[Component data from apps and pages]
+++

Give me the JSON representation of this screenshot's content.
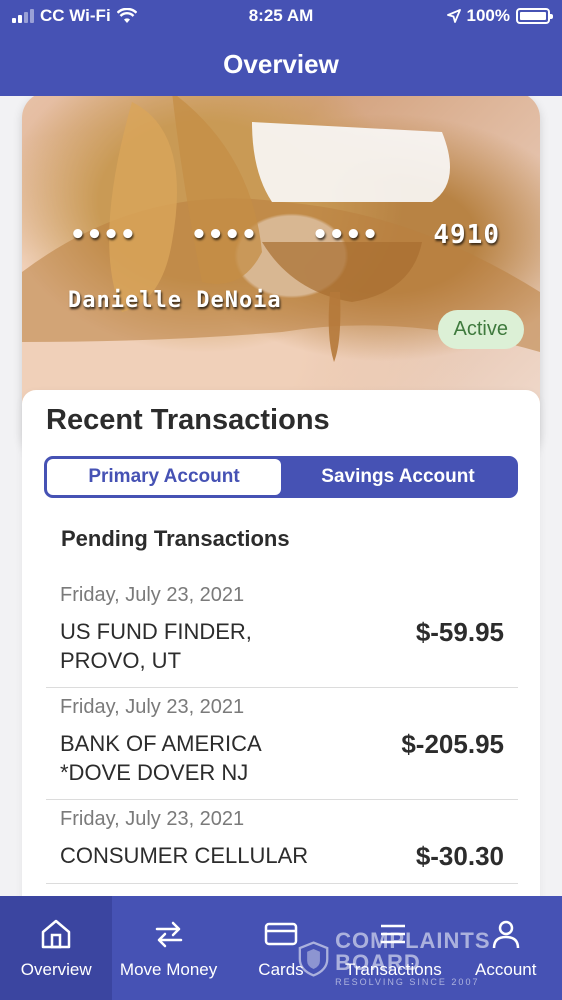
{
  "status": {
    "carrier": "CC Wi-Fi",
    "time": "8:25 AM",
    "battery": "100%"
  },
  "header": {
    "title": "Overview"
  },
  "card": {
    "number": [
      "••••",
      "••••",
      "••••",
      "4910"
    ],
    "holder": "Danielle DeNoia",
    "status": "Active"
  },
  "transactions": {
    "title": "Recent Transactions",
    "tabs": [
      "Primary Account",
      "Savings Account"
    ],
    "selected_tab": "Primary Account",
    "pending_title": "Pending Transactions",
    "items": [
      {
        "date": "Friday, July 23, 2021",
        "merchant": "US FUND FINDER, PROVO, UT",
        "amount": "$-59.95"
      },
      {
        "date": "Friday, July 23, 2021",
        "merchant": "BANK OF AMERICA *DOVE DOVER NJ",
        "amount": "$-205.95"
      },
      {
        "date": "Friday, July 23, 2021",
        "merchant": "CONSUMER CELLULAR",
        "amount": "$-30.30"
      }
    ]
  },
  "tabbar": {
    "items": [
      {
        "label": "Overview",
        "icon": "home-icon"
      },
      {
        "label": "Move Money",
        "icon": "transfer-icon"
      },
      {
        "label": "Cards",
        "icon": "card-icon"
      },
      {
        "label": "Transactions",
        "icon": "list-icon"
      },
      {
        "label": "Account",
        "icon": "person-icon"
      }
    ],
    "active": "Overview"
  },
  "watermark": {
    "title": "COMPLAINTS BOARD",
    "tagline": "RESOLVING SINCE 2007"
  },
  "colors": {
    "primary": "#4652b4",
    "active_badge_bg": "#dcf0d6",
    "active_badge_text": "#3f7a3e"
  }
}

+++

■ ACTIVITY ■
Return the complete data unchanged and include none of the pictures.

■ EXPECTED ANSWER ■
Give me the JSON representation of this screenshot's content.
{
  "status": {
    "carrier": "CC Wi-Fi",
    "time": "8:25 AM",
    "battery": "100%"
  },
  "header": {
    "title": "Overview"
  },
  "card": {
    "number": [
      "••••",
      "••••",
      "••••",
      "4910"
    ],
    "holder": "Danielle DeNoia",
    "status": "Active"
  },
  "transactions": {
    "title": "Recent Transactions",
    "tabs": [
      "Primary Account",
      "Savings Account"
    ],
    "selected_tab": "Primary Account",
    "pending_title": "Pending Transactions",
    "items": [
      {
        "date": "Friday, July 23, 2021",
        "merchant": "US FUND FINDER, PROVO, UT",
        "amount": "$-59.95"
      },
      {
        "date": "Friday, July 23, 2021",
        "merchant": "BANK OF AMERICA *DOVE DOVER NJ",
        "amount": "$-205.95"
      },
      {
        "date": "Friday, July 23, 2021",
        "merchant": "CONSUMER CELLULAR",
        "amount": "$-30.30"
      }
    ]
  },
  "tabbar": {
    "items": [
      {
        "label": "Overview",
        "icon": "home-icon"
      },
      {
        "label": "Move Money",
        "icon": "transfer-icon"
      },
      {
        "label": "Cards",
        "icon": "card-icon"
      },
      {
        "label": "Transactions",
        "icon": "list-icon"
      },
      {
        "label": "Account",
        "icon": "person-icon"
      }
    ],
    "active": "Overview"
  },
  "watermark": {
    "title": "COMPLAINTS BOARD",
    "tagline": "RESOLVING SINCE 2007"
  },
  "colors": {
    "primary": "#4652b4",
    "active_badge_bg": "#dcf0d6",
    "active_badge_text": "#3f7a3e"
  }
}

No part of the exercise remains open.